What can you do to help my campaign? he asked, according to people familiar with the meeting.
Mr. Pecker, chief executive of American Media Inc., offered to use his National Enquirer tabloid to buy the silence of women if they tried to publicize alleged sexual encounters with Mr. Trump.
Less than a year later, Mr. Trump asked Mr. Pecker to quash the story of a former Playboy model who said they’d had an affair. Mr. Pecker’s company soon paid $150,000 to the model, Karen McDougal, to keep her from speaking publicly about it. Mr. Trump later thanked Mr. Pecker for the assistance.
originally posted by: JBurns
The real question is, who cares?
I'd argue if the real question is.... is this just a cover for the Broward county election fraud happening right this second?
Because your question of "who cares?" has been answered... nobody... nobody cares!
We all make mistakes especially as younger man and the people of our time realized that was all just part of growing up
I know for a fact there is nothing that could possibly come out of this that would make me support him any less. Team Trump all the way
SIMON: In the under a minute we have left, ethics and morality aside, if I might make that a parenthetical, how big a legal problem would this be for President Trump?
SANDERSON: Well, it is a - fundamentally, a reporting problem. And the whole reason we have these reporting obligations for candidates is that voters are supposed to be able to look at the finance reports and base their votes on information.
That's a potential problem for him, that the report - this payment was never reported. If it was related to the election, it should've been disclosed to the American people in advance of their vote.

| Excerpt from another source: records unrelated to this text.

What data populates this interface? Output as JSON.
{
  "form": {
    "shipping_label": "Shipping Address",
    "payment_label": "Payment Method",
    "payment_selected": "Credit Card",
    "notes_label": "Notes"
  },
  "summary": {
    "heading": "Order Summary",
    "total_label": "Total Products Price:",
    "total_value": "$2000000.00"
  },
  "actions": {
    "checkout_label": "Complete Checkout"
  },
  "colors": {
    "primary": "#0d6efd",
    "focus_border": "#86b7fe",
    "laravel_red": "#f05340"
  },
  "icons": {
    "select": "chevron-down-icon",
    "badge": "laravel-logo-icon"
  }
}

SIMON: Matthew Sanderson, who advised the McCain-Palin campaign on campaign finances, thanks so much for being with us. SANDERSON: Thank you for having me.
"I think the differences here from the typical technical violations of campaign finance law are the size of the payments, which are far larger than the usual routine campaign finance violations, and the level of intentionality that we’re discovering," Kang said.

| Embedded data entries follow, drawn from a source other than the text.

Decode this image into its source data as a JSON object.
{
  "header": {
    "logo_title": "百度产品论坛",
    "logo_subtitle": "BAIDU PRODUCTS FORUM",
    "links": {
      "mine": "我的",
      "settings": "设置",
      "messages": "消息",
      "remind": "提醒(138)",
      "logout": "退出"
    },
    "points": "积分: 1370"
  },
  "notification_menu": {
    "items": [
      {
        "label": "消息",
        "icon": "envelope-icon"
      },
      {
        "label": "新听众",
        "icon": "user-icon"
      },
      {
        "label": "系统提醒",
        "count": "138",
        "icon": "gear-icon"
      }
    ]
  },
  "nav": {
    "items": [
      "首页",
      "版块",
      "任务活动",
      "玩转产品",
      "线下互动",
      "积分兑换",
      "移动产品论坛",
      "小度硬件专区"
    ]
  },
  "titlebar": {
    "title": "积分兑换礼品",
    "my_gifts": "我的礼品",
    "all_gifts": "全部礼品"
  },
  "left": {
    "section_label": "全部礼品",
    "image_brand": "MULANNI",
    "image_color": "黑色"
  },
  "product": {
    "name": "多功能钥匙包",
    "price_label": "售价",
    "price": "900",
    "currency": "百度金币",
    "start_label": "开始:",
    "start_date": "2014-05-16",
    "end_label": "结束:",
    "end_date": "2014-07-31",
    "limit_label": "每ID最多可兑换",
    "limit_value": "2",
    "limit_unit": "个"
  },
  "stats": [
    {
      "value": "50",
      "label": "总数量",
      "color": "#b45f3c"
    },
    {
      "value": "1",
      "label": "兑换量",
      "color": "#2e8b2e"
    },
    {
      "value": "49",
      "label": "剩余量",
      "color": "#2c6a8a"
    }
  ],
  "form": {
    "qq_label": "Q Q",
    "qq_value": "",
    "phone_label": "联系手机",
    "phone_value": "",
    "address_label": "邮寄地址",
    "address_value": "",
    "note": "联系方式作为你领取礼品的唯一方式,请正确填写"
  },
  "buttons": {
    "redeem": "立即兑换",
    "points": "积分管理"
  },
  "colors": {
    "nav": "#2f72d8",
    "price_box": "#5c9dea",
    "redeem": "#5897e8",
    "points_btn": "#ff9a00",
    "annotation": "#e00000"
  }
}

Intentionality is key.
Cohen described a careful process to pay McDougal and Daniels in ways that would fly beneath the radar. He created two shell companies to hide the source of the funds. He fronted the money, then submitted invoices for legal work he never did to get repaid by Trump.
And this is where the real legal hazard comes in. That effort could run afoul of federal election law’s "knowing and willful" standard. While most reporting violations involve systemic accounting lapses that draw fines, a conscious scheme to keep activities hidden can trigger criminal penalties with a maximum penalty of five years in prison.

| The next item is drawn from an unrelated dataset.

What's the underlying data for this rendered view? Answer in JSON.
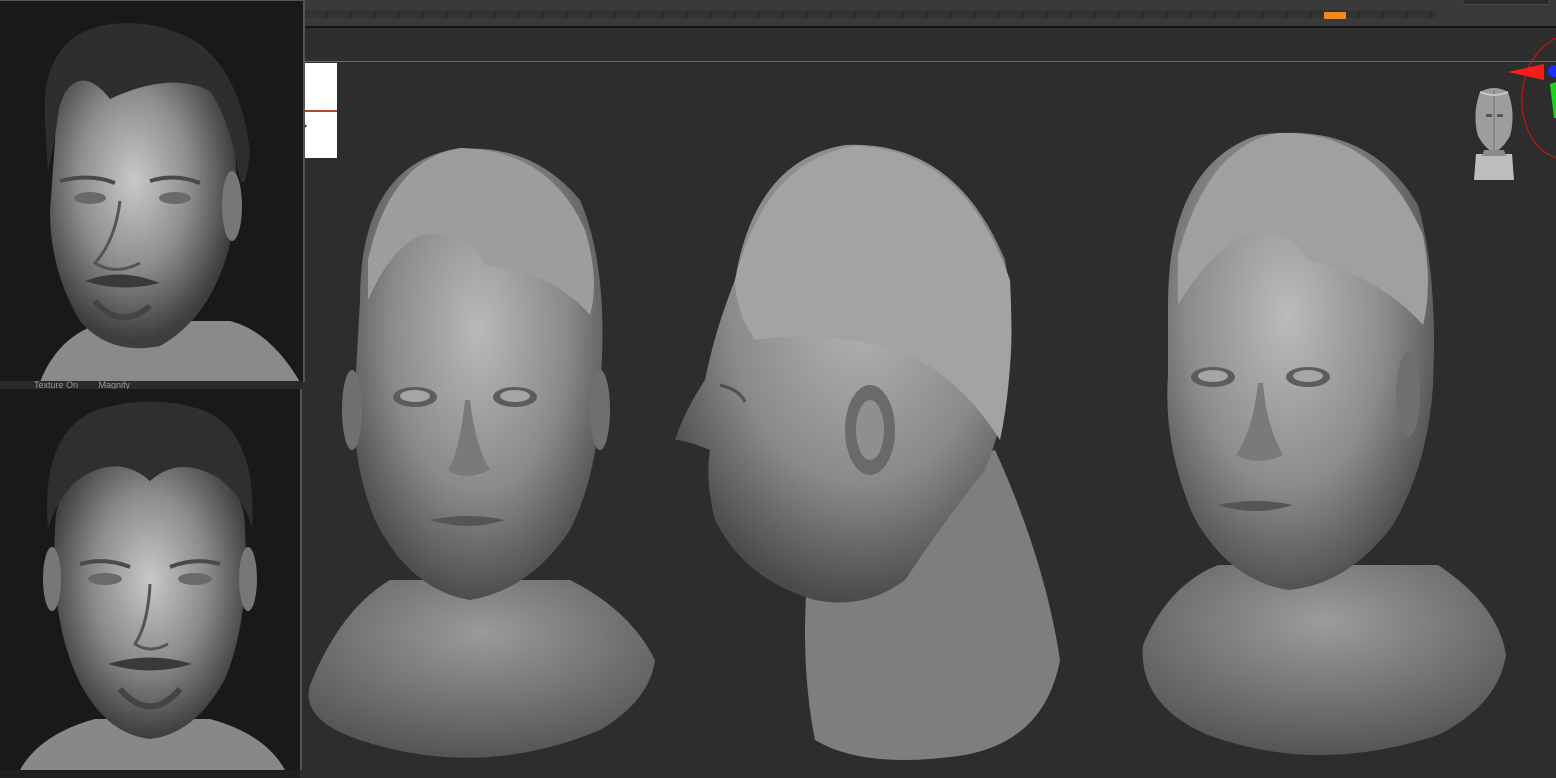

If Trump were in the dark about the payments, Frampton wrote, he would be on safe ground. But "if he was involved in orchestrating the pay-off," he could face charges. Cohen says Trump was fully aware. The case for Trump may turn on whether he actually was.